This is part of a four-post series, covering:
- Annoying Hadoop marketing themes that should be ignored.
- Hadoop versions and distributions, and their readiness or lack thereof for production (this post).
- In general, how “enterprise-ready” is Hadoop?
- HBase 0.92.
The posts depend on each other in various ways.
My clients at Cloudera and Hortonworks have somewhat different views as to the maturity of various pieces of Hadoop technology. In particular:
- Cloudera introduced CDH 4* and Hortonworks introduced HDP 1*, both timed for the recent Hadoop Summit.
- CDH 4 is based mainly on Hadoop 2.0, which Cloudera says it has tested extensively.
- HDP 1 is based on Hadoop 1.0, on the theory that nobody has properly tested Hadoop 2.0, which is still characterized as “alpha”.
- CDH 4 boasts sub-second NameNode failover.
- Hortonworks is partnering with third parties such as VMware to address the high-availability problems caused by failover potentially taking several minutes.
- Hadoop 2.0 and CDH 4 also incorporate improvements to NameNode scalability, HDFS (Hadoop Distributed File System) performance, HBase performance, and HBase functionality.

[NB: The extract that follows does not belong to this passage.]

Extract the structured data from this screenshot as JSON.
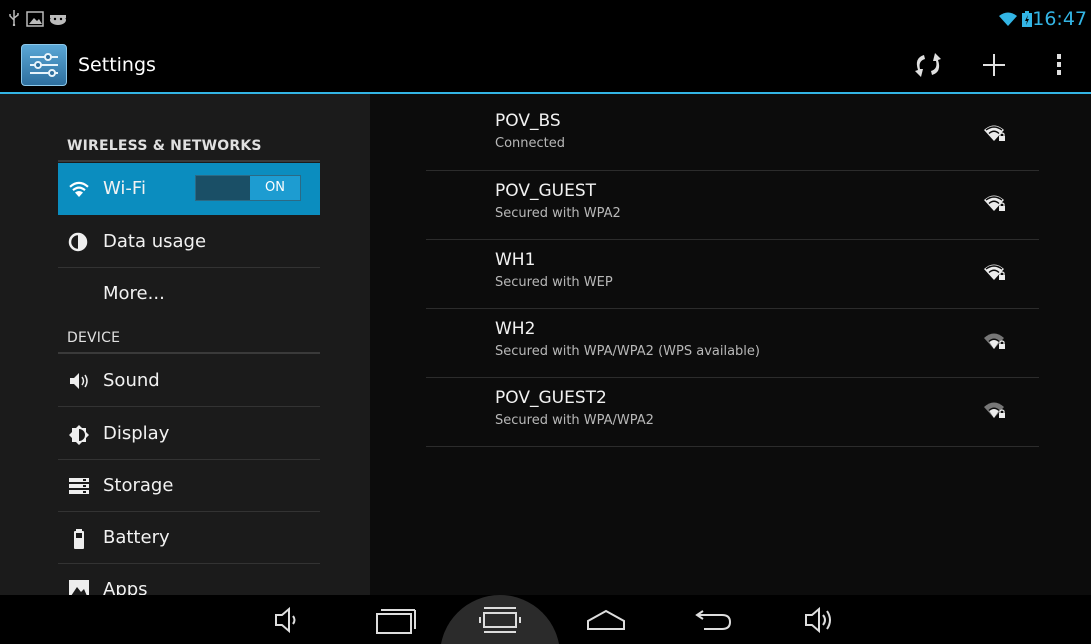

- As does CDH 4, HDP 1 includes HCatalog, an extension of Hive technology that serves as a more general metadata store. (Edit: Actually, see the comment thread below.)

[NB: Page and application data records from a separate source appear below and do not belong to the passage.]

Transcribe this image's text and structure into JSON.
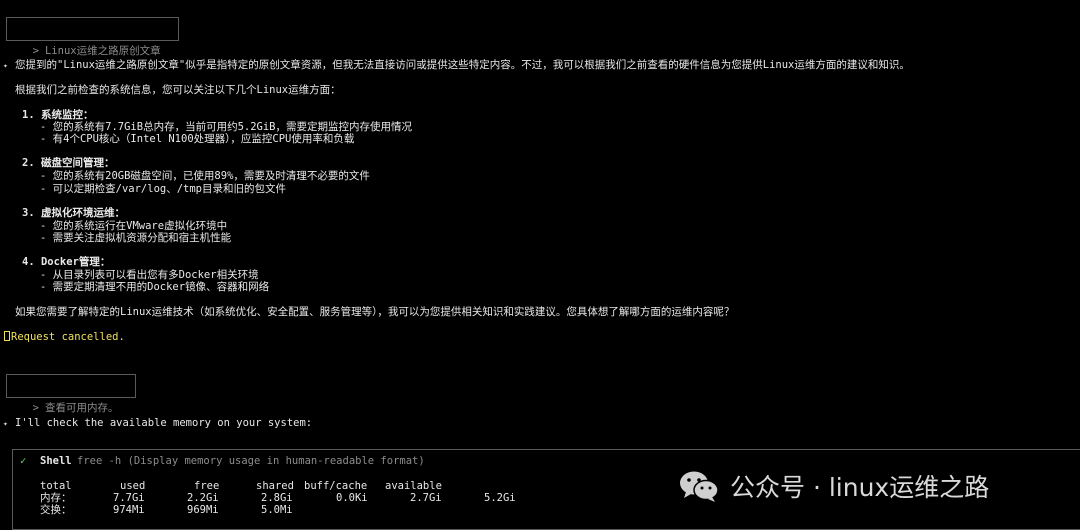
{
  "prompt1": {
    "arrow": ">",
    "text": "Linux运维之路原创文章"
  },
  "reply1": {
    "intro": "您提到的\"Linux运维之路原创文章\"似乎是指特定的原创文章资源，但我无法直接访问或提供这些特定内容。不过，我可以根据我们之前查看的硬件信息为您提供Linux运维方面的建议和知识。",
    "lead": "根据我们之前检查的系统信息，您可以关注以下几个Linux运维方面：",
    "sections": [
      {
        "title": "1. 系统监控：",
        "items": [
          "- 您的系统有7.7GiB总内存，当前可用约5.2GiB，需要定期监控内存使用情况",
          "- 有4个CPU核心（Intel N100处理器），应监控CPU使用率和负载"
        ]
      },
      {
        "title": "2. 磁盘空间管理：",
        "items": [
          "- 您的系统有20GB磁盘空间，已使用89%，需要及时清理不必要的文件",
          "- 可以定期检查/var/log、/tmp目录和旧的包文件"
        ]
      },
      {
        "title": "3. 虚拟化环境运维：",
        "items": [
          "- 您的系统运行在VMware虚拟化环境中",
          "- 需要关注虚拟机资源分配和宿主机性能"
        ]
      },
      {
        "title": "4. Docker管理：",
        "items": [
          "- 从目录列表可以看出您有多Docker相关环境",
          "- 需要定期清理不用的Docker镜像、容器和网络"
        ]
      }
    ],
    "outro": "如果您需要了解特定的Linux运维技术（如系统优化、安全配置、服务管理等），我可以为您提供相关知识和实践建议。您具体想了解哪方面的运维内容呢？"
  },
  "cancelled": "Request cancelled.",
  "prompt2": {
    "arrow": ">",
    "text": "查看可用内存。"
  },
  "reply2": {
    "text": "I'll check the available memory on your system:"
  },
  "shell": {
    "check": "✓",
    "name": "Shell",
    "command": "free -h (Display memory usage in human-readable format)",
    "headers": [
      "total",
      "used",
      "free",
      "shared",
      "buff/cache",
      "available"
    ],
    "rows": [
      {
        "label": "内存：",
        "values": [
          "7.7Gi",
          "2.2Gi",
          "2.8Gi",
          "0.0Ki",
          "2.7Gi",
          "5.2Gi"
        ]
      },
      {
        "label": "交换：",
        "values": [
          "974Mi",
          "969Mi",
          "5.0Mi",
          "",
          "",
          ""
        ]
      }
    ]
  },
  "watermark": {
    "text": "公众号 · linux运维之路"
  },
  "colors": {
    "background": "#000000",
    "text": "#e8e8e8",
    "muted": "#8c8c8c",
    "warning": "#f0e060",
    "success": "#5fd75f",
    "border": "#5a5a5a"
  },
  "icons": {
    "bullet": "small-dot-icon",
    "cursor": "cursor-block-icon",
    "check": "check-icon",
    "watermark": "wechat-icon"
  }
}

- Hortonworks thinks HCatalog is a big deal in improving Hadoop data management and connectivity, and already has a Talend partnership based on HCatalog. Cloudera is less sure, especially in HCatalog’s current form.
- HDP 1 includes Ambari, an Apache open source competitor to Cloudera Manager (the closed-source part of Cloudera Enterprise). Hortonworks concedes a functionality gap between Ambari and Cloudera Manager, but perhaps a smaller one than Cloudera sees.
- Hortonworks thinks Ambari being open source means better integration with other management platforms. Cloudera touts the integration features and integrations of Cloudera Manager 4.
- Nobody seems confident that MapReduce 2 is ready for prime time. While it’s in CDH 4, so is MapReduce 1.
*”CDH” stands, due to some trademarking weirdness, for “Cloudera’s Distribution including Apache Hadoop”. “HDP” stands for “Hortonworks Data Platform”.
The whole thing seems like a big example of Miles’ Law: Where you stand depends upon where you sit. Cloudera’s embrace of more advanced Apache Hadoop technology is accompanied by claims such as “We built a lot of this ourselves” and “We’ve already tested this stuff at length.” I find Cloudera’s claims credible, and look forward to Hortonworks’ near-future declarations that those Hadoop 2.0 features are “now” enterprise-ready.
For HCatalog, however, the situations are reversed.
For now, my views on selecting Hadoop distributions start:
- For most enterprises, the Hadoop distribution you should go with is still CDH.
- I think Cloudera and Hortonworks are headed for a duopoly in general-purpose Hadoop distributions, and Hortonworks may achieve rough parity sooner than Cloudera likes. But at the moment Cloudera still seems well ahead.
- The same partners who root for Hortonworks to beat Cloudera also point out that they have worked with Cloudera for longer than Hortonworks has even existed. So while those partners are a plausibility argument for Hortonworks catching up with Cloudera in the future, they don’t show a Hortonworks advantage at this time.
- I think it’s already too late in the history of Hadoop to commit to other variants, such as MapR. But there can be credible and useful claims of Hadoop functionality in products like, for example, the DataStax/Cassandra stack.
- The wild card here is Amazon, which in some ways can be said to have majority Hadoop market share all by itself. One of the week’s announcements was some kind of optional integration between MapR and Elastic MapReduce.